Nigeria successfully issued two Eurobonds (US$4.5bn), a Sukuk Bond (N100 billion), a Diaspora Bond (US$300m), and the first Sovereign Climate Bond in Africa, raising billions of dollars for infrastructure spending.

The successes enumerated above and several others, including but not limited to the launch of a tax amnesty scheme, implementation of a whistle blowing programme, Social Investment Programme – an ambitious social welfare programme, curbing Boko Haram in the North-east and the fact that the Nigerian Customs Service recorded its highest ever revenue collection, to the tune of one trillion naira mark.

But despite these and the pretence among the president’s handlers, truth is that the challenges of declining political influence and competitive advantages of opponents in his aspirations to lead Nigeria for another term swell by the day.

Notwithstanding some of the arguments against former President Olusegun Obasanjo’s unveiled opposition to Buhari’s second term ambition, he is one opposition too many.

This is because working against Buhari, hand in glove with the likes of former military president, General Ibrahim Badamosi Babangida, former Chief of Army Staff, General Theophilus Danjuma, and other notables, the president has a huge task in his comeback bid.

Already, the former leader has launched what he tagged Coalition for Nigeria Movement (CNM) and there are ongoing widespread consultations with the hope to form a formidable force to wrest power from the ruling APC in 2019 poll.
Not only has CNM fused into African Democratic Congress (ADC), reliable feelers are of the view that the political pressure group is not unaware of the ongoing alliances among political parties. At some point, the CNM said it would pursue its agenda to remove President Buhari under the alliance.

Apart from that, there will not be any alternative to APC and Buhari without a formidable opposition party. Similar thing happened during the last presidential election. Without the merger that gave birth to the APC, Jonathan would have had a smooth sail to second term. Therefore, if there is no strong opposition party with an acceptable candidate, Buhari might easily return to office in 2019.

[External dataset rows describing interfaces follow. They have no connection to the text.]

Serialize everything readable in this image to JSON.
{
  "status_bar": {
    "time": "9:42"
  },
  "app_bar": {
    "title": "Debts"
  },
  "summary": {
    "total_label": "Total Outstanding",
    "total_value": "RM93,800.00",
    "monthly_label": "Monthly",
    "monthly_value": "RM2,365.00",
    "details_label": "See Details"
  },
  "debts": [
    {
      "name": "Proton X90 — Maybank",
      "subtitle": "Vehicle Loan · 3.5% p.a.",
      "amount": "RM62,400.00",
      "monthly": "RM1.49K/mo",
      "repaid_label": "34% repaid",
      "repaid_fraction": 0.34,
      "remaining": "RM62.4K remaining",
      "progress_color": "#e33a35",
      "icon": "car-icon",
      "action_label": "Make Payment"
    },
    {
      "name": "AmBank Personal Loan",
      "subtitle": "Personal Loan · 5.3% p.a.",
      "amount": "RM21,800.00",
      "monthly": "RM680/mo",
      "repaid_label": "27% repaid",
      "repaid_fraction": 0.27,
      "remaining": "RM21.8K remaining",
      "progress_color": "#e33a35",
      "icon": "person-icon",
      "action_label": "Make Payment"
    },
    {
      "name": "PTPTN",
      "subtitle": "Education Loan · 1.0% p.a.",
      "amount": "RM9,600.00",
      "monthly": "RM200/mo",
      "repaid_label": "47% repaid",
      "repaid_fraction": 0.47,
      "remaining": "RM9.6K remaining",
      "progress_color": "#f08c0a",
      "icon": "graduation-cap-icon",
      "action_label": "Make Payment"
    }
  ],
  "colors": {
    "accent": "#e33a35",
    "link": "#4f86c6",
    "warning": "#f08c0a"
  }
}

What this means is that with the alliance talks and other political movements being canvassed, not only will the build-up to the 2019 general election be intriguing, the contest will be stiff, because some of those who willingly supported Buhari in 2015 are not just urging him to drop his ambition, they are prepared to vote against him.

For example, the Christian bloc has vowed to mobilise faithful to reject the president in 2019. The Pentecostal Fellowship of Nigeria (PFN) declared that killings by herdsmen across the country will cost President Buhari his second term bid.

Like many other Christian leaders, the General Overseer of the Charismatic Renewal Ministries (CRM), Dr. Cosmas Ilechukwu, made this known, when reading the communiqué issued at the end of the CRM Annual Leaders’ Retreat at the headquarters of the church in Owerri.

The youth bloc that is already warming up for leadership, the restructuring advocates, the poor and downtrodden, the northern leaders and youths as well as many others, who are disenchanted about the APC leadership from which they had expected so much, will surely vote for their preferred candidates on alternative platforms.